History and Cultural Significance
Cannabis in Bolivia, colloquially referred to as ‘marijuana‘, has a complicated history tied to colonial times. Brought by European colonizers in the 16th century, cannabis was initially used for hemp fiber production before evolving into a substance for recreational use. However, it never achieved the same cultural or religious significance as coca, a native plant integral to Bolivian traditions and rituals.
Legislation and Legal Status
Cannabis is illegal in Bolivia under the 1988 Law 1008, “Regime Applicable to Coca and Controlled Substances.” This law strictly prohibits the cultivation, possession, sale, and use of cannabis. Violations carry substantial penalties, including imprisonment.
Medical Use and Research
The government, while showing some openness to the medicinal properties of native plants like coca, has not extended this acceptance to cannabis.
Illicit Production and Trade
Despite being illegal, cannabis is grown clandestinely in Bolivia. The country’s varied climate allows for the cultivation of cannabis in multiple regions, making it a challenge for law enforcement. While some of the illicitly produced cannabis is meant for local consumption, a substantial portion is also trafficked to neighboring countries.
Cannabis use is relatively widespread in Bolivia, particularly among the urban and younger population. Its consumption is associated with various societal challenges, including school dropout rates, health issues, and an increase in criminal activities.
The debate over the legalization of cannabis in Bolivia is ongoing, with arguments on both sides. Supporters suggest that legalization could help control the quality of the product, provide new economic opportunities, and dismantle illicit trade.
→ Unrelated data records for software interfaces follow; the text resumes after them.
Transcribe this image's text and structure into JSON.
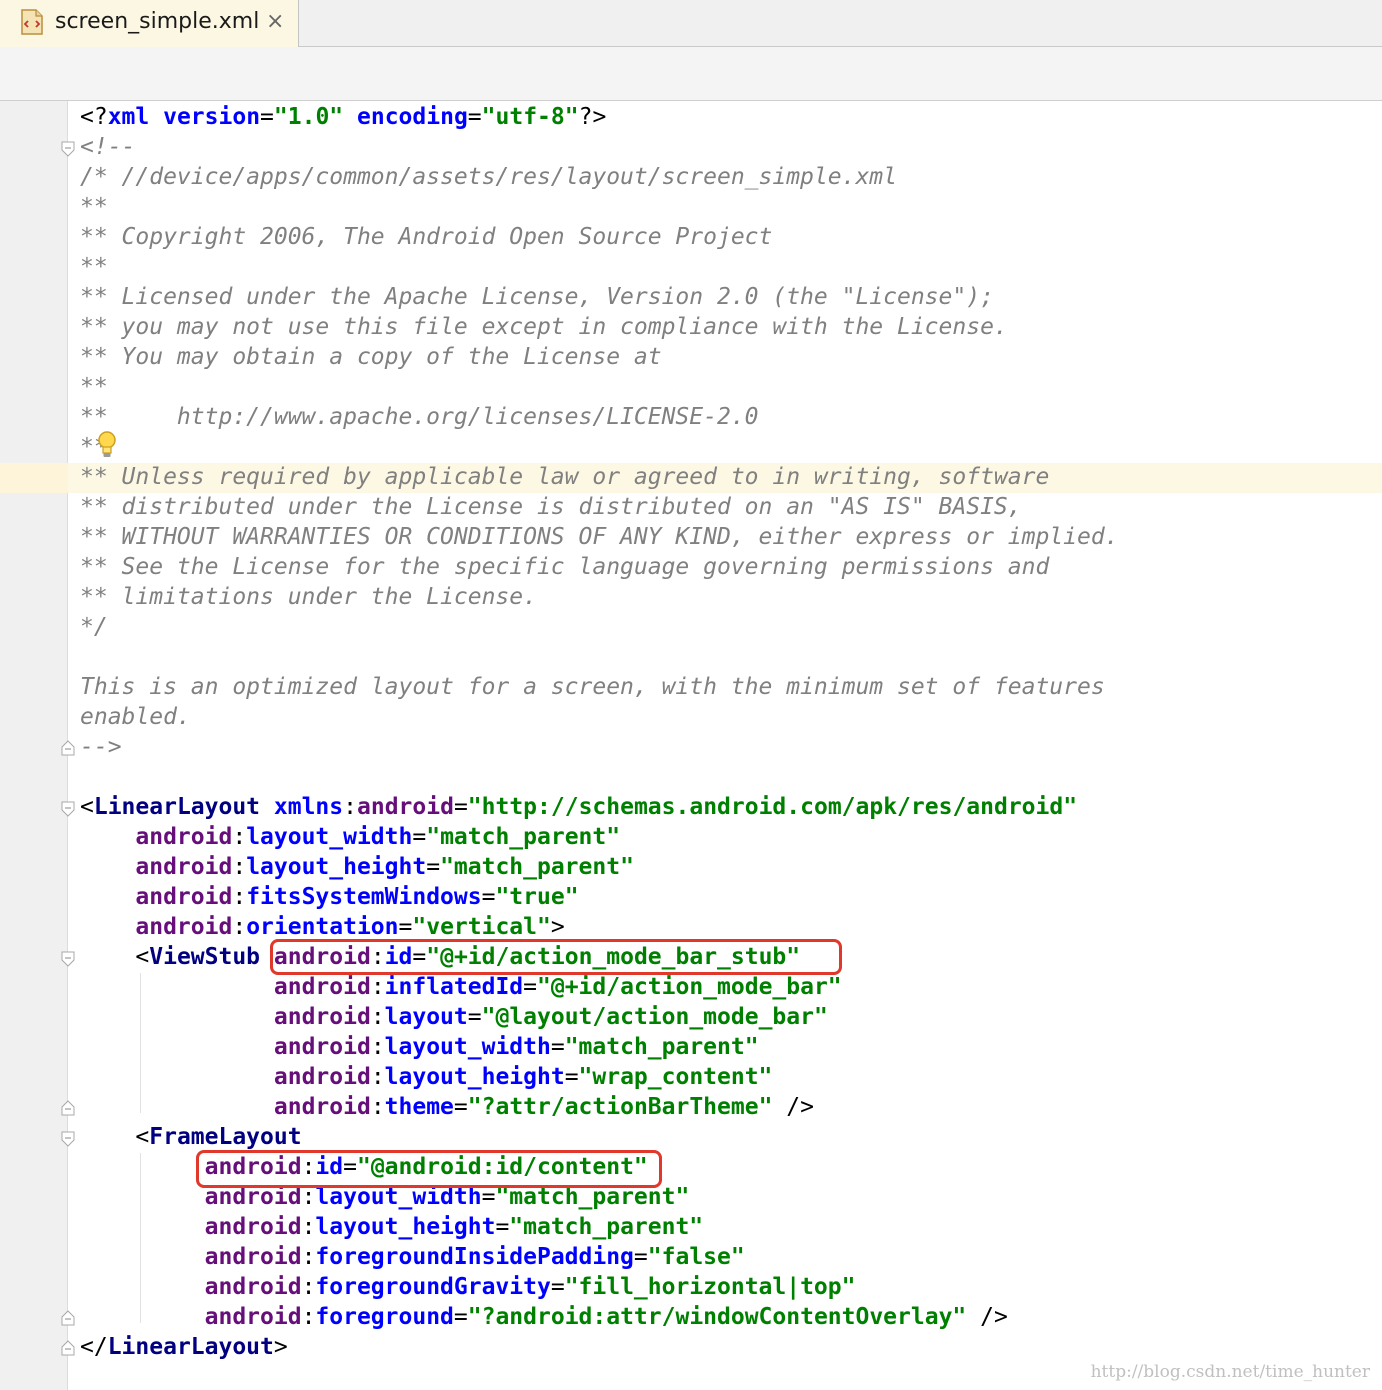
{
  "tab": {
    "title": "screen_simple.xml",
    "close": "×",
    "icon": "xml-file-icon"
  },
  "watermark": "http://blog.csdn.net/time_hunter",
  "colors": {
    "comment": "#808080",
    "tag": "#000080",
    "namespace": "#660e7a",
    "attribute": "#0000ff",
    "value": "#008000",
    "highlight": "#e0382b"
  },
  "lines": [
    [
      [
        "pl",
        "<?"
      ],
      [
        "at",
        "xml"
      ],
      [
        "pl",
        " "
      ],
      [
        "at",
        "version"
      ],
      [
        "pl",
        "="
      ],
      [
        "vl",
        "\"1.0\""
      ],
      [
        "pl",
        " "
      ],
      [
        "at",
        "encoding"
      ],
      [
        "pl",
        "="
      ],
      [
        "vl",
        "\"utf-8\""
      ],
      [
        "pl",
        "?>"
      ]
    ],
    [
      [
        "cm",
        "<!--"
      ]
    ],
    [
      [
        "cm",
        "/* //device/apps/common/assets/res/layout/screen_simple.xml"
      ]
    ],
    [
      [
        "cm",
        "**"
      ]
    ],
    [
      [
        "cm",
        "** Copyright 2006, The Android Open Source Project"
      ]
    ],
    [
      [
        "cm",
        "**"
      ]
    ],
    [
      [
        "cm",
        "** Licensed under the Apache License, Version 2.0 (the \"License\");"
      ]
    ],
    [
      [
        "cm",
        "** you may not use this file except in compliance with the License."
      ]
    ],
    [
      [
        "cm",
        "** You may obtain a copy of the License at"
      ]
    ],
    [
      [
        "cm",
        "**"
      ]
    ],
    [
      [
        "cm",
        "**     http://www.apache.org/licenses/LICENSE-2.0"
      ]
    ],
    [
      [
        "cm",
        "**"
      ]
    ],
    [
      [
        "cm",
        "** Unless required by applicable law or agreed to in writing, software"
      ]
    ],
    [
      [
        "cm",
        "** distributed under the License is distributed on an \"AS IS\" BASIS,"
      ]
    ],
    [
      [
        "cm",
        "** WITHOUT WARRANTIES OR CONDITIONS OF ANY KIND, either express or implied."
      ]
    ],
    [
      [
        "cm",
        "** See the License for the specific language governing permissions and"
      ]
    ],
    [
      [
        "cm",
        "** limitations under the License."
      ]
    ],
    [
      [
        "cm",
        "*/"
      ]
    ],
    [
      [
        "cm",
        ""
      ]
    ],
    [
      [
        "cm",
        "This is an optimized layout for a screen, with the minimum set of features"
      ]
    ],
    [
      [
        "cm",
        "enabled."
      ]
    ],
    [
      [
        "cm",
        "-->"
      ]
    ],
    [
      [
        "pl",
        ""
      ]
    ],
    [
      [
        "pl",
        "<"
      ],
      [
        "tg",
        "LinearLayout"
      ],
      [
        "pl",
        " "
      ],
      [
        "at",
        "xmlns"
      ],
      [
        "pl",
        ":"
      ],
      [
        "ns",
        "android"
      ],
      [
        "pl",
        "="
      ],
      [
        "vl",
        "\"http://schemas.android.com/apk/res/android\""
      ]
    ],
    [
      [
        "pl",
        "    "
      ],
      [
        "ns",
        "android"
      ],
      [
        "pl",
        ":"
      ],
      [
        "at",
        "layout_width"
      ],
      [
        "pl",
        "="
      ],
      [
        "vl",
        "\"match_parent\""
      ]
    ],
    [
      [
        "pl",
        "    "
      ],
      [
        "ns",
        "android"
      ],
      [
        "pl",
        ":"
      ],
      [
        "at",
        "layout_height"
      ],
      [
        "pl",
        "="
      ],
      [
        "vl",
        "\"match_parent\""
      ]
    ],
    [
      [
        "pl",
        "    "
      ],
      [
        "ns",
        "android"
      ],
      [
        "pl",
        ":"
      ],
      [
        "at",
        "fitsSystemWindows"
      ],
      [
        "pl",
        "="
      ],
      [
        "vl",
        "\"true\""
      ]
    ],
    [
      [
        "pl",
        "    "
      ],
      [
        "ns",
        "android"
      ],
      [
        "pl",
        ":"
      ],
      [
        "at",
        "orientation"
      ],
      [
        "pl",
        "="
      ],
      [
        "vl",
        "\"vertical\""
      ],
      [
        "pl",
        ">"
      ]
    ],
    [
      [
        "pl",
        "    <"
      ],
      [
        "tg",
        "ViewStub"
      ],
      [
        "pl",
        " "
      ],
      [
        "ns",
        "android"
      ],
      [
        "pl",
        ":"
      ],
      [
        "at",
        "id"
      ],
      [
        "pl",
        "="
      ],
      [
        "vl",
        "\"@+id/action_mode_bar_stub\""
      ]
    ],
    [
      [
        "pl",
        "              "
      ],
      [
        "ns",
        "android"
      ],
      [
        "pl",
        ":"
      ],
      [
        "at",
        "inflatedId"
      ],
      [
        "pl",
        "="
      ],
      [
        "vl",
        "\"@+id/action_mode_bar\""
      ]
    ],
    [
      [
        "pl",
        "              "
      ],
      [
        "ns",
        "android"
      ],
      [
        "pl",
        ":"
      ],
      [
        "at",
        "layout"
      ],
      [
        "pl",
        "="
      ],
      [
        "vl",
        "\"@layout/action_mode_bar\""
      ]
    ],
    [
      [
        "pl",
        "              "
      ],
      [
        "ns",
        "android"
      ],
      [
        "pl",
        ":"
      ],
      [
        "at",
        "layout_width"
      ],
      [
        "pl",
        "="
      ],
      [
        "vl",
        "\"match_parent\""
      ]
    ],
    [
      [
        "pl",
        "              "
      ],
      [
        "ns",
        "android"
      ],
      [
        "pl",
        ":"
      ],
      [
        "at",
        "layout_height"
      ],
      [
        "pl",
        "="
      ],
      [
        "vl",
        "\"wrap_content\""
      ]
    ],
    [
      [
        "pl",
        "              "
      ],
      [
        "ns",
        "android"
      ],
      [
        "pl",
        ":"
      ],
      [
        "at",
        "theme"
      ],
      [
        "pl",
        "="
      ],
      [
        "vl",
        "\"?attr/actionBarTheme\""
      ],
      [
        "pl",
        " />"
      ]
    ],
    [
      [
        "pl",
        "    <"
      ],
      [
        "tg",
        "FrameLayout"
      ]
    ],
    [
      [
        "pl",
        "         "
      ],
      [
        "ns",
        "android"
      ],
      [
        "pl",
        ":"
      ],
      [
        "at",
        "id"
      ],
      [
        "pl",
        "="
      ],
      [
        "vl",
        "\"@android:id/content\""
      ]
    ],
    [
      [
        "pl",
        "         "
      ],
      [
        "ns",
        "android"
      ],
      [
        "pl",
        ":"
      ],
      [
        "at",
        "layout_width"
      ],
      [
        "pl",
        "="
      ],
      [
        "vl",
        "\"match_parent\""
      ]
    ],
    [
      [
        "pl",
        "         "
      ],
      [
        "ns",
        "android"
      ],
      [
        "pl",
        ":"
      ],
      [
        "at",
        "layout_height"
      ],
      [
        "pl",
        "="
      ],
      [
        "vl",
        "\"match_parent\""
      ]
    ],
    [
      [
        "pl",
        "         "
      ],
      [
        "ns",
        "android"
      ],
      [
        "pl",
        ":"
      ],
      [
        "at",
        "foregroundInsidePadding"
      ],
      [
        "pl",
        "="
      ],
      [
        "vl",
        "\"false\""
      ]
    ],
    [
      [
        "pl",
        "         "
      ],
      [
        "ns",
        "android"
      ],
      [
        "pl",
        ":"
      ],
      [
        "at",
        "foregroundGravity"
      ],
      [
        "pl",
        "="
      ],
      [
        "vl",
        "\"fill_horizontal|top\""
      ]
    ],
    [
      [
        "pl",
        "         "
      ],
      [
        "ns",
        "android"
      ],
      [
        "pl",
        ":"
      ],
      [
        "at",
        "foreground"
      ],
      [
        "pl",
        "="
      ],
      [
        "vl",
        "\"?android:attr/windowContentOverlay\""
      ],
      [
        "pl",
        " />"
      ]
    ],
    [
      [
        "pl",
        "</"
      ],
      [
        "tg",
        "LinearLayout"
      ],
      [
        "pl",
        ">"
      ]
    ]
  ]
}
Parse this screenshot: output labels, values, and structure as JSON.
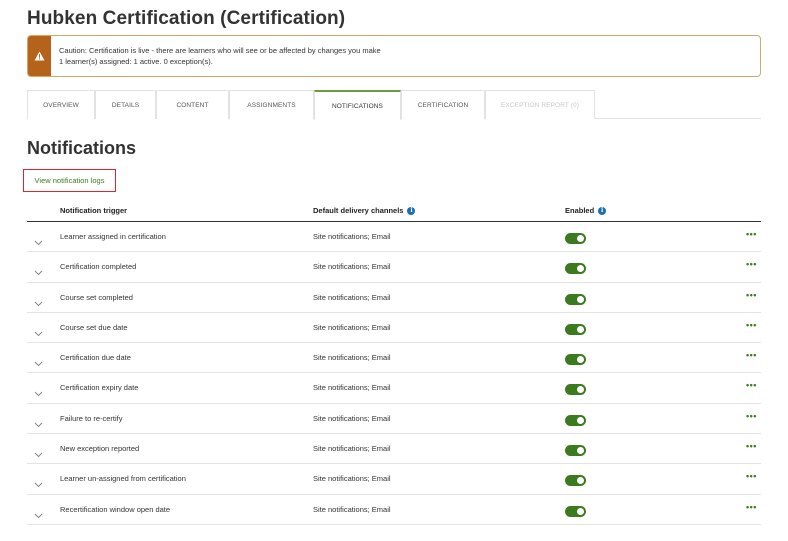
{
  "page": {
    "title": "Hubken Certification (Certification)"
  },
  "alert": {
    "icon": "warning-icon",
    "color": "#b5621b",
    "line1": "Caution: Certification is live - there are learners who will see or be affected by changes you make",
    "line2": "1 learner(s) assigned: 1 active. 0 exception(s)."
  },
  "tabs": [
    {
      "label": "OVERVIEW"
    },
    {
      "label": "DETAILS"
    },
    {
      "label": "CONTENT"
    },
    {
      "label": "ASSIGNMENTS"
    },
    {
      "label": "NOTIFICATIONS",
      "active": true
    },
    {
      "label": "CERTIFICATION"
    },
    {
      "label": "EXCEPTION REPORT (0)",
      "disabled": true
    }
  ],
  "notifications": {
    "title": "Notifications",
    "log_link": "View notification logs",
    "columns": {
      "trigger": "Notification trigger",
      "channels": "Default delivery channels",
      "enabled": "Enabled"
    },
    "rows": [
      {
        "trigger": "Learner assigned in certification",
        "channels": "Site notifications; Email",
        "enabled": true
      },
      {
        "trigger": "Certification completed",
        "channels": "Site notifications; Email",
        "enabled": true
      },
      {
        "trigger": "Course set completed",
        "channels": "Site notifications; Email",
        "enabled": true
      },
      {
        "trigger": "Course set due date",
        "channels": "Site notifications; Email",
        "enabled": true
      },
      {
        "trigger": "Certification due date",
        "channels": "Site notifications; Email",
        "enabled": true
      },
      {
        "trigger": "Certification expiry date",
        "channels": "Site notifications; Email",
        "enabled": true
      },
      {
        "trigger": "Failure to re-certify",
        "channels": "Site notifications; Email",
        "enabled": true
      },
      {
        "trigger": "New exception reported",
        "channels": "Site notifications; Email",
        "enabled": true
      },
      {
        "trigger": "Learner un-assigned from certification",
        "channels": "Site notifications; Email",
        "enabled": true
      },
      {
        "trigger": "Recertification window open date",
        "channels": "Site notifications; Email",
        "enabled": true
      }
    ],
    "more_label": "•••"
  },
  "colors": {
    "accent": "#3f7d1f",
    "toggle_on": "#3b7a1f",
    "info": "#1a6fb3",
    "highlight_border": "#d6282e"
  }
}
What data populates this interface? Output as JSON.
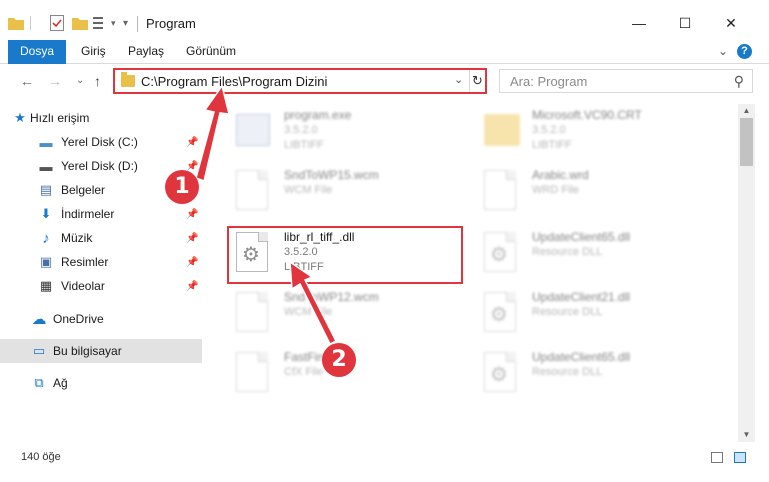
{
  "window": {
    "title": "Program",
    "minimize": "—",
    "maximize": "☐",
    "close": "✕"
  },
  "ribbon": {
    "tabs": [
      "Dosya",
      "Giriş",
      "Paylaş",
      "Görünüm"
    ],
    "expand": "⌄",
    "help": "?"
  },
  "nav": {
    "back": "←",
    "forward": "→",
    "recent": "⌄",
    "up": "↑",
    "address": "C:\\Program Files\\Program Dizini",
    "address_dropdown": "⌄",
    "refresh": "↻",
    "search_placeholder": "Ara: Program",
    "search_icon": "⚲"
  },
  "sidebar": {
    "items": [
      {
        "label": "Hızlı erişim",
        "icon": "star-icon",
        "glyph": "★",
        "color": "#1979ca",
        "pinned": false
      },
      {
        "label": "Yerel Disk (C:)",
        "icon": "drive-icon",
        "glyph": "▬",
        "color": "#4a90c9",
        "pinned": true
      },
      {
        "label": "Yerel Disk (D:)",
        "icon": "drive-icon",
        "glyph": "▬",
        "color": "#555555",
        "pinned": true
      },
      {
        "label": "Belgeler",
        "icon": "documents-icon",
        "glyph": "▤",
        "color": "#4a6ea8",
        "pinned": true
      },
      {
        "label": "İndirmeler",
        "icon": "download-icon",
        "glyph": "⬇",
        "color": "#1979ca",
        "pinned": true
      },
      {
        "label": "Müzik",
        "icon": "music-icon",
        "glyph": "♪",
        "color": "#1979ca",
        "pinned": true
      },
      {
        "label": "Resimler",
        "icon": "pictures-icon",
        "glyph": "▣",
        "color": "#4a6ea8",
        "pinned": true
      },
      {
        "label": "Videolar",
        "icon": "video-icon",
        "glyph": "▦",
        "color": "#333333",
        "pinned": true
      },
      {
        "label": "OneDrive",
        "icon": "cloud-icon",
        "glyph": "☁",
        "color": "#1979ca",
        "pinned": false
      },
      {
        "label": "Bu bilgisayar",
        "icon": "computer-icon",
        "glyph": "▭",
        "color": "#1979ca",
        "pinned": false
      },
      {
        "label": "Ağ",
        "icon": "network-icon",
        "glyph": "⧉",
        "color": "#1979ca",
        "pinned": false
      }
    ],
    "pin_glyph": "📌"
  },
  "files": [
    {
      "name": "program.exe",
      "version": "3.5.2.0",
      "desc": "LIBTIFF",
      "kind": "exe"
    },
    {
      "name": "Microsoft.VC90.CRT",
      "version": "3.5.2.0",
      "desc": "LIBTIFF",
      "kind": "folder"
    },
    {
      "name": "SndToWP15.wcm",
      "version": "WCM File",
      "desc": "",
      "kind": "doc"
    },
    {
      "name": "Arabic.wrd",
      "version": "WRD File",
      "desc": "",
      "kind": "doc"
    },
    {
      "name": "libr_rl_tiff_.dll",
      "version": "3.5.2.0",
      "desc": "LIBTIFF",
      "kind": "dll"
    },
    {
      "name": "UpdateClient65.dll",
      "version": "Resource DLL",
      "desc": "",
      "kind": "dll"
    },
    {
      "name": "SndToWP12.wcm",
      "version": "WCM File",
      "desc": "",
      "kind": "doc"
    },
    {
      "name": "UpdateClient21.dll",
      "version": "Resource DLL",
      "desc": "",
      "kind": "dll"
    },
    {
      "name": "FastFind.cfx",
      "version": "CfX File",
      "desc": "",
      "kind": "doc"
    },
    {
      "name": "UpdateClient65.dll",
      "version": "Resource DLL",
      "desc": "",
      "kind": "dll"
    }
  ],
  "status": {
    "count": "140 öğe"
  },
  "annotations": {
    "step1": "1",
    "step2": "2",
    "accent": "#e0353d"
  }
}
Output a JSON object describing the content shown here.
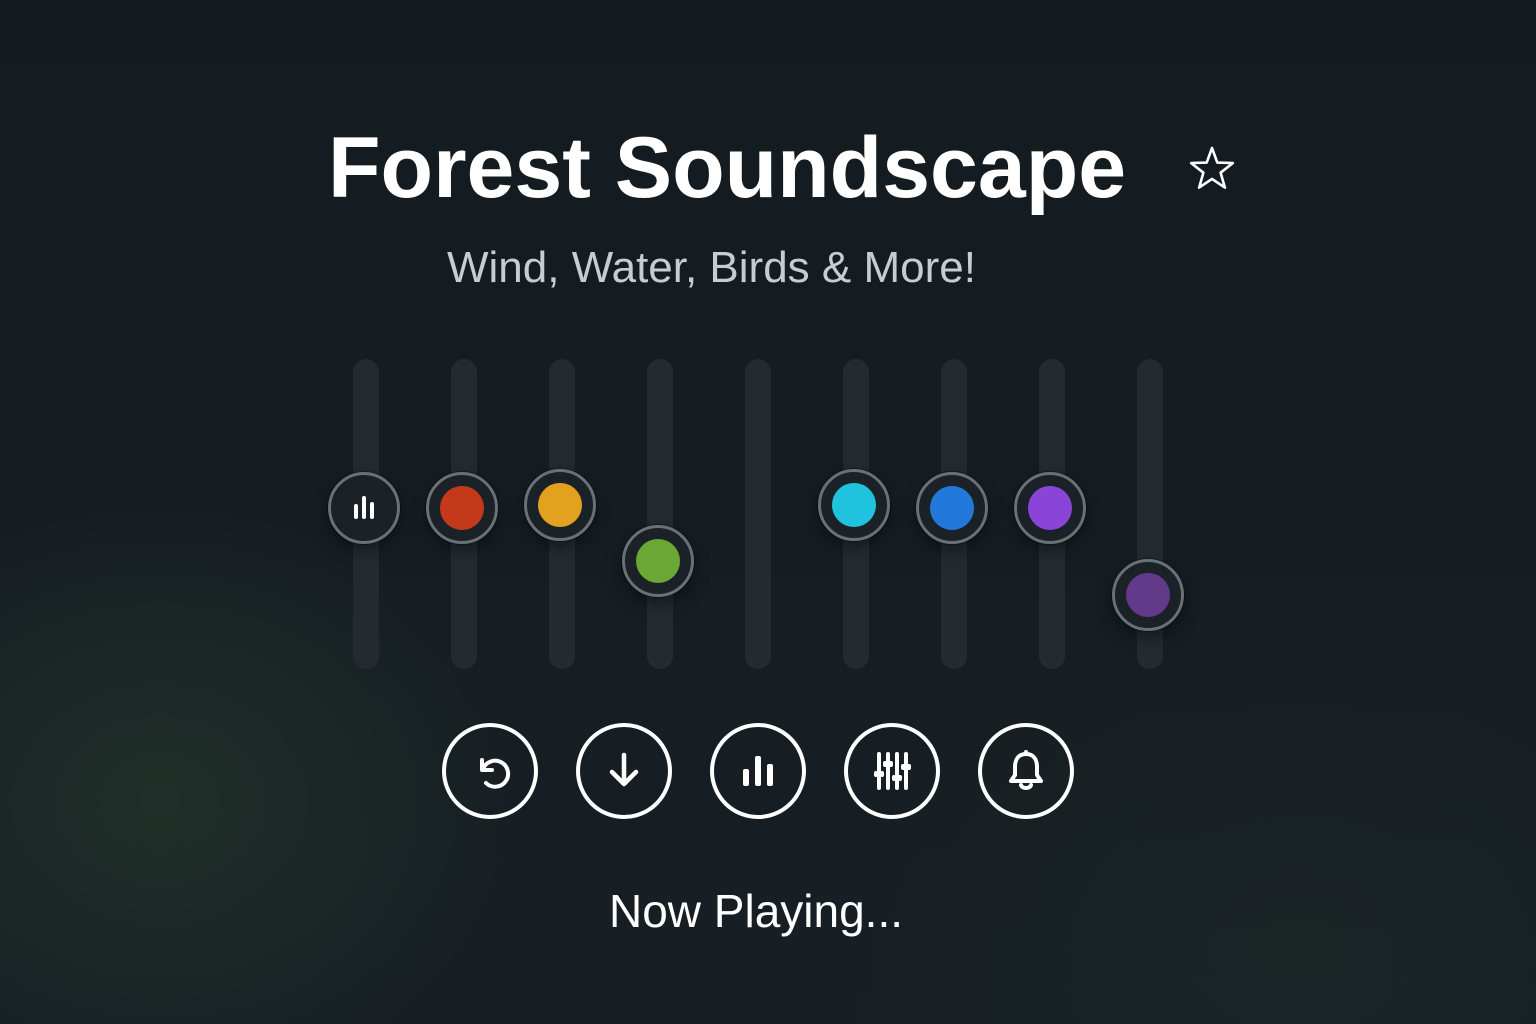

However, opponents fear potential health risks, increased usage, and a lack of sufficient infrastructure to regulate a legalized cannabis industry.
As of 2023, the future of cannabis in Bolivia remains uncertain. Despite mounting international trends towards the decriminalization and legalization of cannabis, the Bolivian government has shown no significant signs of changing its current prohibitionist stance. The conversation around cannabis is likely to continue, reflecting the broader social, economic, and political challenges of the country.